Radon: a radioactive natural gas that pollutes indoor air
Radon is a colorless and odorless natural radioactive gas that comes from the ground and is present everywhere on the surface of the globe. It derives from the chain of radioactive decay of Uranium. As it is a gas it rises to the surface when it forms. Diluted outside, radon presents no risk. However, when it rises in poorly ventilated interiors through cracks or poorly sealed cable ducts, for example, and where air renewal is insufficient, radon can concentrate and present a significant risk of causing lung cancer.
According to the WHO, radon is the second leading cause of lung cancer after smoking and the leading cause of lung cancer in non-smokers. Globally, an estimated 230,000 people suffer from lung cancer each year as a result of long-term exposure to radon.
Ventilation: a remediation for reducing radon levels
Radon is a gas that many of the general public have little knowledge about, especially in terms of its harmful effects.

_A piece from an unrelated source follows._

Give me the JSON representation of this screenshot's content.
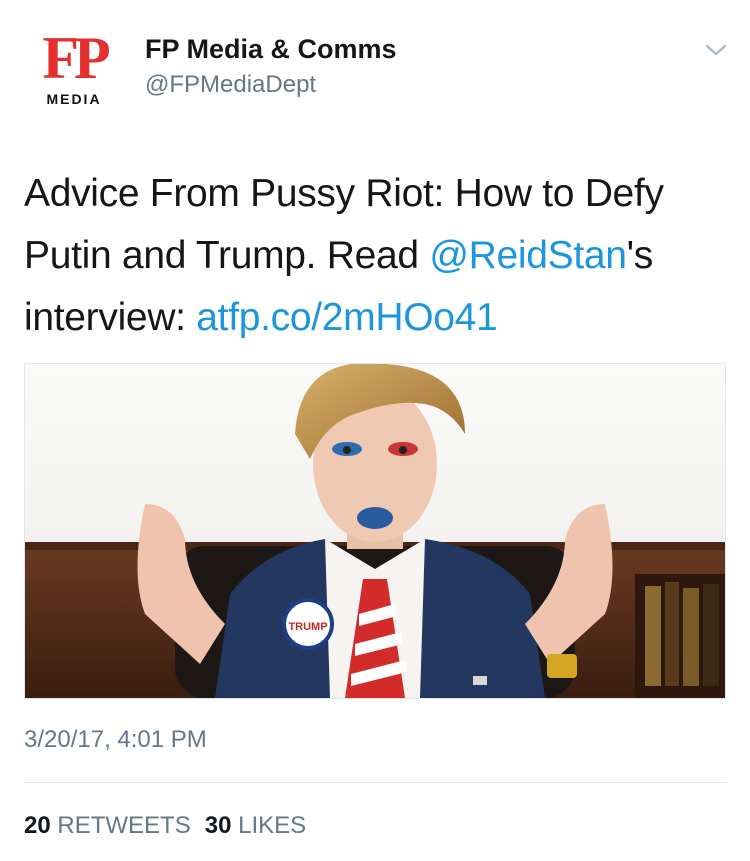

Despite the existence of national radon regulations in many countries, widespread measurements are low so many homeowners will be unaware if remediation needs to take place – despite the fact that measurements are affordable and easy to conduct.
If a homeowner measures and gets an annual radon reference value which exceeds the recommended threshold, improving the efficiency of indoor air ventilation is a practical and efficient way of lowering levels to remain below national radon exposure guidelines.
Robin: a radon sensor to record variations in radon levels and control a ventilation system
Therefore, ventilation is often the most effective remedy for dealing with excessive radon levels. However, radon levels fluctuate over time and can vary significantly throughout the day. This is the reason why the effective treatment of radon by ventilation, with a view to optimizing energy costs, is very topical at the moment. It is becoming increasingly important for homeowners or workplaces to have the capability to optimize the power of the ventilation according to the levels of radon measured during the day.
This is why there is great interest in a sensor such as Robin
Robin is a sensor which, once connected to a 10-30V power supply, delivers a 1-10V output signal proportional to the radon levels that it measures. It is precise and sensitive to variations in radon levels and is one of the most effective sensors on the market. It is now possible to precisely modulate the power of the ventilation according to measured radon levels.
To learn more about Robin, visit our website and contact our experts directly
You asked for a radon sensor connected in LoRaWan?
A LoRaWan-connected version of the Robin sensor currently operating through a 4g router is also available.
More information about this very soon!